Labor is one of your restaurant’s highest costs. Your labor cost includes wages for salaried and hourly employees and other expenses associated with delivery—overtime, payroll taxes, and employee benefits like health care and sick or vacation days.
Overhead cost includes your directly controllable expenses, like supplies, repairs, and marketing, as well as your non-controllable fixed operating expenses, like rent, utilities, salaries, or insurance.
Increasing Your Restaurant Profit Margin
Your restaurant can enhance profit margins and raise profitability in two primary ways: increasing sales or decreasing expenses. Although many restaurant owners focus solely on increasing sales volume, streamlining your costs while maintaining the revenue could also enhance your margins.
Upgrade Restaurant Technology:
The invention of restaurant technology can help you reduce the cost of restaurant staff, one of your most important, most manageable costs. Based on predicting and selling goals percent of working hours, restaurant planning software can help your management team manage your work hours while saving time and energy. In addition, dining technology as a mobile app can be a single point of contact for company-wide shift requests and messages, encouraging employee engagement.
Other restaurant technologies, such as a fully integrated point-of-sale (POS) system, restaurant-specific software, and performance reporting and financial reporting tools, can provide your management team with business insight. In contrast, innovative management software and actual reporting, compared to theory, can help you reduce food costs.
Add Online Ordering to Your Restaurant:
With 46% of smartphone users now using their cell phones to order restaurant releases or delivery at least once or twice a month, online ordering is a new tool to help boost sales. More restaurants add delivery as online orders grow and become more popular with Grubhub, Postmates, Uber Eats, and DoorDash. First, however, make sure you look at the results on your profit line by using your restaurant management plan to track the financial impact of adding a service delivery.
Manage Your Online Presence:
Your online presence is more significant than ever, with your new and existing customers looking online at your restaurant before visiting.
Engage with your digital-savvy customers, keep your website and menu updated, and, most importantly, make it easy to use. Make it a priority to manage your presence on major review sites, such as Yelp and Google, because this listing depends on whether you update or not. In addition, think of a strategy to respond to updates in a dignified, professional manner to keep up with your online reputation. With more customers relying on social media to be available, maintaining an aggressive social media presence can help you connect with new visitors and engage with regular ones.

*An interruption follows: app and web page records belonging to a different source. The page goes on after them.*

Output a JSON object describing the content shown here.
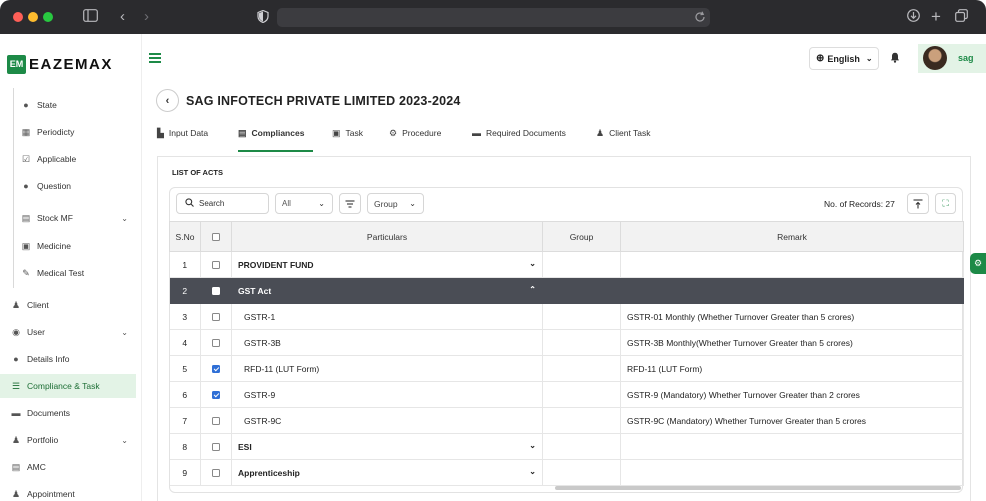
{
  "brand": {
    "logo_mark": "EM",
    "logo_text": "EAZEMAX"
  },
  "sidebar": {
    "items": [
      {
        "label": "State",
        "icon": "location-icon",
        "level": "sub"
      },
      {
        "label": "Periodicty",
        "icon": "calendar-icon",
        "level": "sub"
      },
      {
        "label": "Applicable",
        "icon": "check-list-icon",
        "level": "sub"
      },
      {
        "label": "Question",
        "icon": "question-icon",
        "level": "sub"
      },
      {
        "label": "Stock MF",
        "icon": "stock-icon",
        "level": "sub",
        "chevron": "⌄"
      },
      {
        "label": "Medicine",
        "icon": "medicine-icon",
        "level": "sub"
      },
      {
        "label": "Medical Test",
        "icon": "medical-test-icon",
        "level": "sub"
      },
      {
        "label": "Client",
        "icon": "client-icon",
        "level": "top"
      },
      {
        "label": "User",
        "icon": "user-icon",
        "level": "top",
        "chevron": "⌄"
      },
      {
        "label": "Details Info",
        "icon": "info-icon",
        "level": "top"
      },
      {
        "label": "Compliance & Task",
        "icon": "compliance-icon",
        "level": "top",
        "active": true
      },
      {
        "label": "Documents",
        "icon": "documents-icon",
        "level": "top"
      },
      {
        "label": "Portfolio",
        "icon": "portfolio-icon",
        "level": "top",
        "chevron": "⌄"
      },
      {
        "label": "AMC",
        "icon": "amc-icon",
        "level": "top"
      },
      {
        "label": "Appointment",
        "icon": "appointment-icon",
        "level": "top"
      }
    ]
  },
  "topbar": {
    "language": "English",
    "user_name": "sag"
  },
  "page": {
    "title": "SAG INFOTECH PRIVATE LIMITED 2023-2024",
    "tabs": [
      {
        "label": "Input Data",
        "icon": "input-data-icon"
      },
      {
        "label": "Compliances",
        "icon": "compliances-icon",
        "active": true
      },
      {
        "label": "Task",
        "icon": "task-icon"
      },
      {
        "label": "Procedure",
        "icon": "procedure-icon"
      },
      {
        "label": "Required Documents",
        "icon": "required-documents-icon"
      },
      {
        "label": "Client Task",
        "icon": "client-task-icon"
      }
    ],
    "list_title": "LIST OF ACTS"
  },
  "toolbar": {
    "search_placeholder": "Search",
    "filter_value": "All",
    "group_value": "Group",
    "records_label": "No. of Records: 27"
  },
  "table": {
    "headers": {
      "sno": "S.No",
      "particulars": "Particulars",
      "group": "Group",
      "remark": "Remark"
    },
    "rows": [
      {
        "sno": "1",
        "particulars": "PROVIDENT FUND",
        "group": "",
        "remark": "",
        "checked": false,
        "kind": "parent",
        "chevron": "⌄"
      },
      {
        "sno": "2",
        "particulars": "GST Act",
        "group": "",
        "remark": "",
        "checked": false,
        "kind": "parent-open",
        "chevron": "⌃"
      },
      {
        "sno": "3",
        "particulars": "GSTR-1",
        "group": "",
        "remark": "GSTR-01 Monthly (Whether Turnover Greater than 5 crores)",
        "checked": false,
        "kind": "child"
      },
      {
        "sno": "4",
        "particulars": "GSTR-3B",
        "group": "",
        "remark": "GSTR-3B Monthly(Whether Turnover Greater than 5 crores)",
        "checked": false,
        "kind": "child"
      },
      {
        "sno": "5",
        "particulars": "RFD-11 (LUT Form)",
        "group": "",
        "remark": "RFD-11 (LUT Form)",
        "checked": true,
        "kind": "child"
      },
      {
        "sno": "6",
        "particulars": "GSTR-9",
        "group": "",
        "remark": "GSTR-9 (Mandatory) Whether Turnover Greater than 2 crores",
        "checked": true,
        "kind": "child"
      },
      {
        "sno": "7",
        "particulars": "GSTR-9C",
        "group": "",
        "remark": "GSTR-9C (Mandatory) Whether Turnover Greater than 5 crores",
        "checked": false,
        "kind": "child"
      },
      {
        "sno": "8",
        "particulars": "ESI",
        "group": "",
        "remark": "",
        "checked": false,
        "kind": "parent",
        "chevron": "⌄"
      },
      {
        "sno": "9",
        "particulars": "Apprenticeship",
        "group": "",
        "remark": "",
        "checked": false,
        "kind": "parent",
        "chevron": "⌄"
      }
    ]
  },
  "colors": {
    "accent": "#1d8a47",
    "active_bg": "#e3f3e6",
    "highlight_row": "#4a4d55",
    "checkbox": "#2f6fd6"
  }
}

Adopt a Customer Loyalty Program to Incentivize Repeat Customers
A loyalty program can be essential to create a deeper connection with your customers. Such a plan can reward your regular customers with points or discounts, increase sales volume, and visit the restaurant. A customer loyalty program can also aid you in tracking and understanding essential data about your customers, aids in menu changes, and inform business planning.

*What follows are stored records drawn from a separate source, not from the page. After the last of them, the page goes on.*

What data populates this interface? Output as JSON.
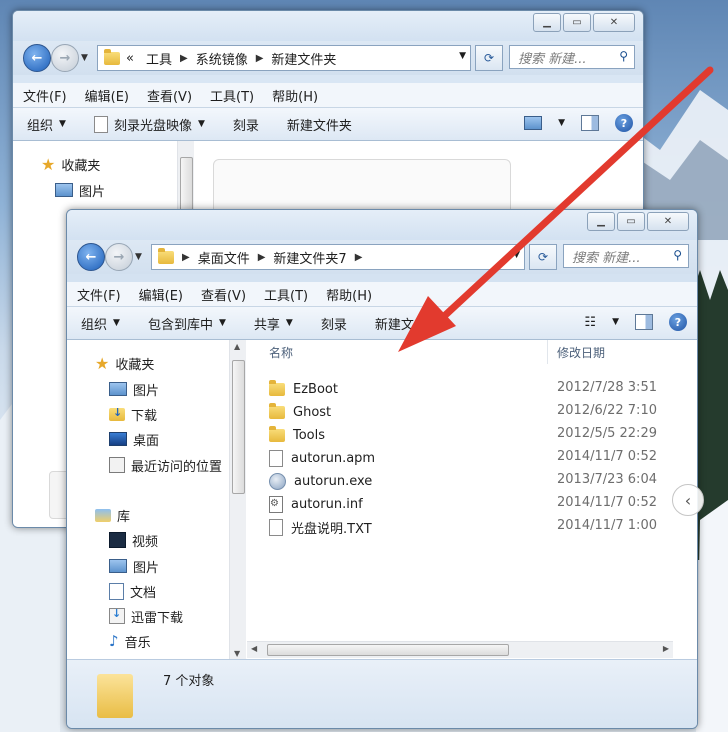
{
  "back_window": {
    "address": [
      "«",
      "工具",
      "系统镜像",
      "新建文件夹"
    ],
    "search_placeholder": "搜索 新建...",
    "menu": [
      "文件(F)",
      "编辑(E)",
      "查看(V)",
      "工具(T)",
      "帮助(H)"
    ],
    "toolbar": [
      "组织",
      "刻录光盘映像",
      "刻录",
      "新建文件夹"
    ],
    "nav": {
      "favorites": "收藏夹",
      "pictures": "图片"
    }
  },
  "front_window": {
    "address": [
      "桌面文件",
      "新建文件夹7"
    ],
    "search_placeholder": "搜索 新建...",
    "menu": [
      "文件(F)",
      "编辑(E)",
      "查看(V)",
      "工具(T)",
      "帮助(H)"
    ],
    "toolbar": [
      "组织",
      "包含到库中",
      "共享",
      "刻录",
      "新建文件夹"
    ],
    "nav_pane": {
      "favorites": "收藏夹",
      "favorites_items": [
        "图片",
        "下载",
        "桌面",
        "最近访问的位置"
      ],
      "libraries": "库",
      "library_items": [
        "视频",
        "图片",
        "文档",
        "迅雷下载",
        "音乐"
      ]
    },
    "columns": {
      "name": "名称",
      "date": "修改日期"
    },
    "files": [
      {
        "name": "EzBoot",
        "date": "2012/7/28 3:51",
        "icon": "folder-icon"
      },
      {
        "name": "Ghost",
        "date": "2012/6/22 7:10",
        "icon": "folder-icon"
      },
      {
        "name": "Tools",
        "date": "2012/5/5 22:29",
        "icon": "folder-icon"
      },
      {
        "name": "autorun.apm",
        "date": "2014/11/7 0:52",
        "icon": "file-icon"
      },
      {
        "name": "autorun.exe",
        "date": "2013/7/23 6:04",
        "icon": "exe-icon"
      },
      {
        "name": "autorun.inf",
        "date": "2014/11/7 0:52",
        "icon": "settings-file-icon"
      },
      {
        "name": "光盘说明.TXT",
        "date": "2014/11/7 1:00",
        "icon": "text-file-icon"
      }
    ],
    "status": "7 个对象"
  }
}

Understanding the restaurant’s average profit margin requires you to keep track of important metrics about your expenses and sales. Understanding your profit margin ensures that your business is healthy today and sets your restaurant a long-term success.
If you want to track the restaurant profit line using asset management or thoughtful planning, consider an integrated restaurant management system, now with the new Smart Ops Release. Restaurant365 includes software accounting software, restaurant software, software management software, staff remuneration + HR software, and software management on a cloud-based platform fully integrated with your POS system, as well as your food and beverage retailers and banking.